MSV Duisburg 2-0 Kaiserslautern

The first-half formations.

Duisburg beat Kaiserslautern in the quarter-finals of the DFB-Pokal as Milan Šašić got one over his former employers. Goals from Branimir Bajić and Goran Šukalo in either half saw the second division side beat their top-flight visitors comfortably at the noisy Schauinsland-Reisen-Arena. They’ll now join fellow 2. Bundesliga side Energie Cottbus in the last-four of Germany’s premier cup competition.

Kaiserslautern came into the game on the back of a 5-1 defeat at the hands of an Arjen Robben-inspired Bayern. Duisburg were also eager to eliminate an iffy result out of their system – they drew 1-1 away at lowly Ingolstadt on the weekend.

Kaiserslautern took a while to line-up their back-four, all of whom seemed incapable of communicating to one another, making simple forward passes under minimal pressure, or gauging how close they were to their colleagues on either side, and goalkeeper Tobias Sippel. However, they were let off by the fact that The Zebras only managed to carve out one chance from Lautern’s blunders, and Stefan Maierhofer’s woeful finish illustrated why he failed to make the grade at either Wolves, Bristol City or Bayern. Continue reading

Augsburg 0-1 Schalke

The first-half systems.

Schalke struck late winner to eliminate plucky Augsburg from the DFB-Pokal and move into the quarter-finals. This was the fifth consecutive game the Gelsenkirchen side had won in all competitions, and they’ll be disappointed that the winter break now eats into that momentum. The defeat was the first suffered by Augsburg in more than two months, but they won’t be too disheartened as they seek to gain promotion to the top-flight for the first time in their history.

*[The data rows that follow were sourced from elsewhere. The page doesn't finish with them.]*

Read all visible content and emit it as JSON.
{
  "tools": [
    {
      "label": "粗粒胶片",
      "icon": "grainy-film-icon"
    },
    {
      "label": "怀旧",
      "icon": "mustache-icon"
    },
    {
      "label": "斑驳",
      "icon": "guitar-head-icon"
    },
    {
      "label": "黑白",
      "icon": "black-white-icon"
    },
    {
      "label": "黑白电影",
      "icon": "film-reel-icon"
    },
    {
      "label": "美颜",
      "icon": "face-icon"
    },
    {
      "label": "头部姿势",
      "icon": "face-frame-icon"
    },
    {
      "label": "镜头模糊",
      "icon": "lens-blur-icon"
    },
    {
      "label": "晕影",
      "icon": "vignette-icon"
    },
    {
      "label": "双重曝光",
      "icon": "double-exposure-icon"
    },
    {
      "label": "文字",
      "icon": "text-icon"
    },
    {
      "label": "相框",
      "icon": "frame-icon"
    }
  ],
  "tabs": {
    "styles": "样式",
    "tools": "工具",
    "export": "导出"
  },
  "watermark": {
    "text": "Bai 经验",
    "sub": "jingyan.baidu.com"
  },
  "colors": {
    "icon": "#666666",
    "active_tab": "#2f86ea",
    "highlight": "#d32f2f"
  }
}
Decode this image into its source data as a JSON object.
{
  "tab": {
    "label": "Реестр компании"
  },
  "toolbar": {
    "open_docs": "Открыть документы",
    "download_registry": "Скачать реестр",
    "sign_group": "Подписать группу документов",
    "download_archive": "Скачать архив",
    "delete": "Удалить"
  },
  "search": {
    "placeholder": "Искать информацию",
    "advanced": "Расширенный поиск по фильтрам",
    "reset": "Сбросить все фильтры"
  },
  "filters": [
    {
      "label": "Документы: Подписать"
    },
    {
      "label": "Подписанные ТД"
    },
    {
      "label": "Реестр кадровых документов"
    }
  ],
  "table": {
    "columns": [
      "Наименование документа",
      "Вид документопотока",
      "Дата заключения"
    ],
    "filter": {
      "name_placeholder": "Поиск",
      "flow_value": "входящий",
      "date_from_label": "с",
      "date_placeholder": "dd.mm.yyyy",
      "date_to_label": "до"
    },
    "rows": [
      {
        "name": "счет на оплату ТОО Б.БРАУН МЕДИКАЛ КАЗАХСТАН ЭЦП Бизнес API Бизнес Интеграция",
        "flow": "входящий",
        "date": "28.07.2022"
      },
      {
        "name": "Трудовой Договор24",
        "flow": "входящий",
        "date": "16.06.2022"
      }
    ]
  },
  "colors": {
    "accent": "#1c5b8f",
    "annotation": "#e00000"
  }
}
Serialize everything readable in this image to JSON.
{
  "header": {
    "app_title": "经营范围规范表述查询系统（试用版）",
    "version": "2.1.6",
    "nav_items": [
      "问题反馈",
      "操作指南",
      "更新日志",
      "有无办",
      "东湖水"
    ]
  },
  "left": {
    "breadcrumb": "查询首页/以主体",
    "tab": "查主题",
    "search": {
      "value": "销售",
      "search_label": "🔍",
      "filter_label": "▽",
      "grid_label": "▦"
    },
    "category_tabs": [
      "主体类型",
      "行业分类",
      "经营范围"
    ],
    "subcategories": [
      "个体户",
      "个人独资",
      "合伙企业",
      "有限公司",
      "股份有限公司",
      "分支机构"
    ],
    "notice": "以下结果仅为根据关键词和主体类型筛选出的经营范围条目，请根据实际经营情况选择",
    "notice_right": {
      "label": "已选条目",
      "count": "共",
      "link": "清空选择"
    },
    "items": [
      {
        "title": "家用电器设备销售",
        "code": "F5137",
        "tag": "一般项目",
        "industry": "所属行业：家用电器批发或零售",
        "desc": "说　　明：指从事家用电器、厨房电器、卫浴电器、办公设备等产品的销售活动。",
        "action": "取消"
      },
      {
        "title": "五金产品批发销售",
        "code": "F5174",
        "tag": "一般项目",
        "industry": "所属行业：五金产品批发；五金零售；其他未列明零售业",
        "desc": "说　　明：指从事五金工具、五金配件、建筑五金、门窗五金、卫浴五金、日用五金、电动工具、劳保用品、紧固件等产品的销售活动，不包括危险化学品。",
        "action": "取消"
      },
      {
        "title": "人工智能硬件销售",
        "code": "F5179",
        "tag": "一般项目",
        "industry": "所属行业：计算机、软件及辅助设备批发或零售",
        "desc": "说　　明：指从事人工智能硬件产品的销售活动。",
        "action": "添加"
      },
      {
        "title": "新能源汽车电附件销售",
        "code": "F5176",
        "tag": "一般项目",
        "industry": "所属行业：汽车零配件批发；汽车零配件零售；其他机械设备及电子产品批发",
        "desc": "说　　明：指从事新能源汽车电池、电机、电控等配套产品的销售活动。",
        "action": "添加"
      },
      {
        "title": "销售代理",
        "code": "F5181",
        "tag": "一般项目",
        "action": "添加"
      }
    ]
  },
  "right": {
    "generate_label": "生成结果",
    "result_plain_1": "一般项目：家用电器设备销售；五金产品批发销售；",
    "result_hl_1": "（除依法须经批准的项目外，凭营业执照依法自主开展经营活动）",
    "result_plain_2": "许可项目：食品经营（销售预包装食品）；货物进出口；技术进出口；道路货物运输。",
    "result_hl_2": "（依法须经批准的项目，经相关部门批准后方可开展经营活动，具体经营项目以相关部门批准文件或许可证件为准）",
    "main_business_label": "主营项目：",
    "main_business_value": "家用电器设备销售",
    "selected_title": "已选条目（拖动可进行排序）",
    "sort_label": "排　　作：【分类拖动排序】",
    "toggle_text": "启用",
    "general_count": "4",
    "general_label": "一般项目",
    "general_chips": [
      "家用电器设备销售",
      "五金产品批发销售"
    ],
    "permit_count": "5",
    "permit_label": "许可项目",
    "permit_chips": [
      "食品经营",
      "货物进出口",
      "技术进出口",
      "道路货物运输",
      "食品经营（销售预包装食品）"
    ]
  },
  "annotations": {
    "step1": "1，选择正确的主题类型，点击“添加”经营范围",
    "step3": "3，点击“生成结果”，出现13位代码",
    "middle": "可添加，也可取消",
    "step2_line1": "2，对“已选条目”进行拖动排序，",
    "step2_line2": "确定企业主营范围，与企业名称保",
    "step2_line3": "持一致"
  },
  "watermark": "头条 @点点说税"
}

It was a typical opening to a German game – fast and frenetic, with the ball back and fore with no one side particularly in control. Augsburg already had their defence set deep, but Gibril Sankoh looked to step out throughout the game to mop up and kill the ball during its journey from A to B. On top of the deep defence were two restrained defensive-midfielders: Jos Luhukay was playing a 4-2-3-1, and looking to kill the hole in which Schalke might concoct something for their two strikers – one of whom, Raúl, likes to play in this zone whenever Ivan Rakitić is bobbing elsewhere. This tactic worked against Augsburg defensively as it ensured that the home team’s midfielders were always pinned back, creating an occasional gap to the forward-four that meant the only way a side low on quality could reach them was via a long ball.

Whereas Augsburg at least had an attacking tactic, Schalke seemed to lose all impetus and ideas going forward as soon as the stopwatch hit the tenth minute. Initially, they passed the ball about on the floor near halfway, trying to draw their hosts out, before running the ball at the deep defence – exploiting the gap between wide-attacker and full-back Augsburg had left. Lukas Schmitz was rampant within that quality-telling ten minute spell, but Paul Verhaegh gradually began to cork him, and shuttled forward more freely himself down the flank. To be fair, Schalke did start to come back into things five minutes before the break, this time using the opposite flank as the tricky Jefferson Farfán sought to take advantage of the static and deep Axel Bellinghausen. But as had been the case in the previous 40 minutes – the same applies to Augsburg, particularly Tobias Werner, too – the ball into the box was weak.  Continue reading